Managing carbohydrate overload of the rumen

Published: 16 December 2014

Research in production animal health is working on multiple related, collaborative projects with industrial partners intended to maximise animal welfare and efficiency of production.

Dairy herd feeding‌Ruminants have evolved to accommodate microorganisms that can digest fibrous feeds, which are generally low in soluble carbohydrates (starch and sugars) but high in insoluble carbohydrates (cellulose and pectins). However, the growth rate and lactational performance of ruminants can be dramatically increased by feeding concentrates with high levels of starch, a soluble carbohydrate.
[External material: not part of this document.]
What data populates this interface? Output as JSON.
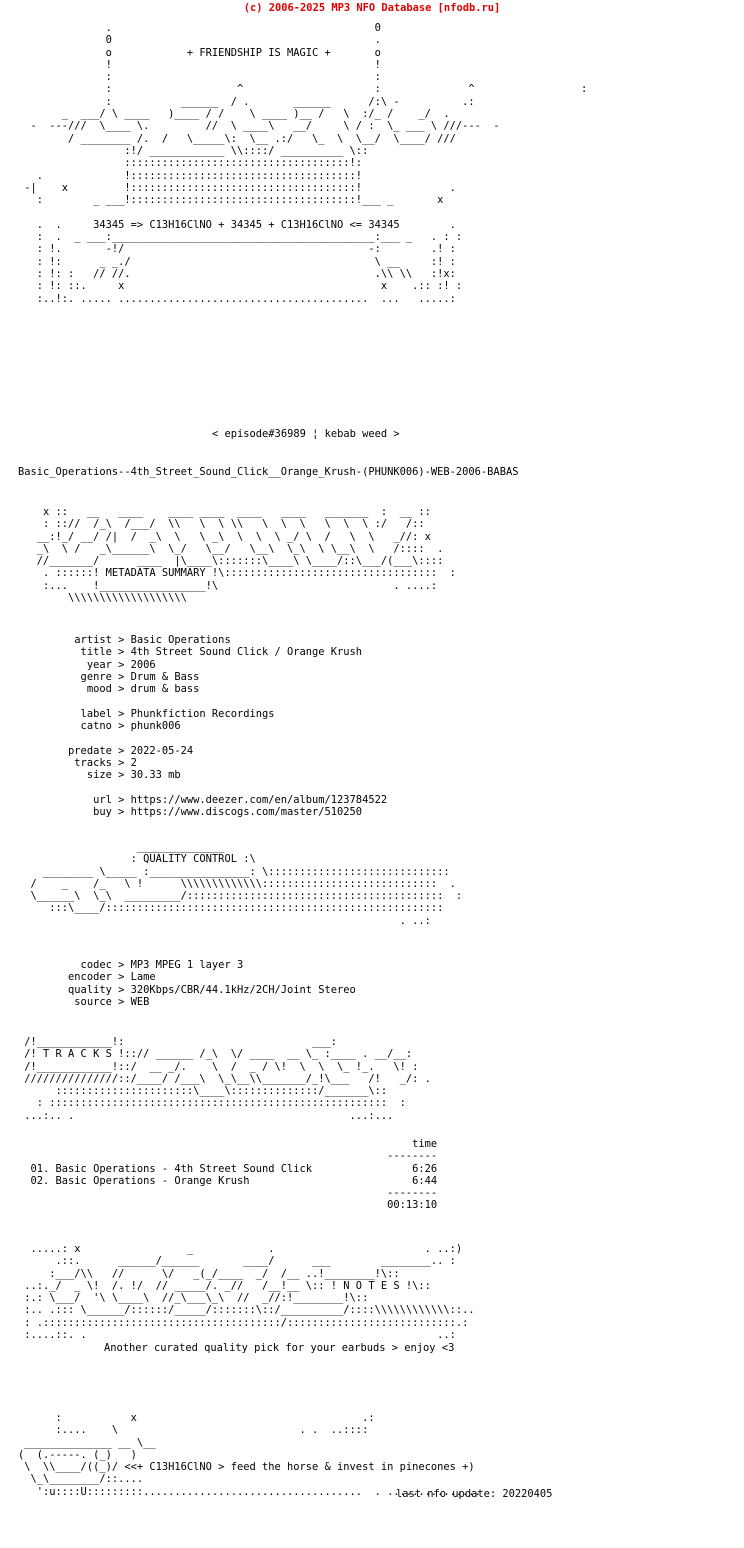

There is a limit to how much starch a cow can be fed before the rumen content becomes too acidic to maintain a healthy microbiome.

Prof. Nick Jonsson’s group is working on three related, industry-funded projects intended to optimise the feeding of high energy concentrates to cattle. One project is a BBSRC Industrial Partnership Award, led by University of Aberdeen, with University of Strathclyde, Harbro, Chr. Hansen, AB Vista, Quality Meat Scotland and DairyCo support. This project is a field study to characterise the pathology associated with high levels of soluble carbohydrate feeding and to identify new probiotics for cattle to prevent acidosis.

Another project, funded by AB Vista, is comparing the metabolomic, metagenomic, and transcriptomic responses to concentrate feeding of cattle and sheep, with a view to determining the extent to which sheep can substitute as a model for cattle.

A third study is a collaboration between Well Cow Ltd; Silent Herdsman and the University of Glasgow to develop a new device for monitoring rumen function.

First published: 16 December 2014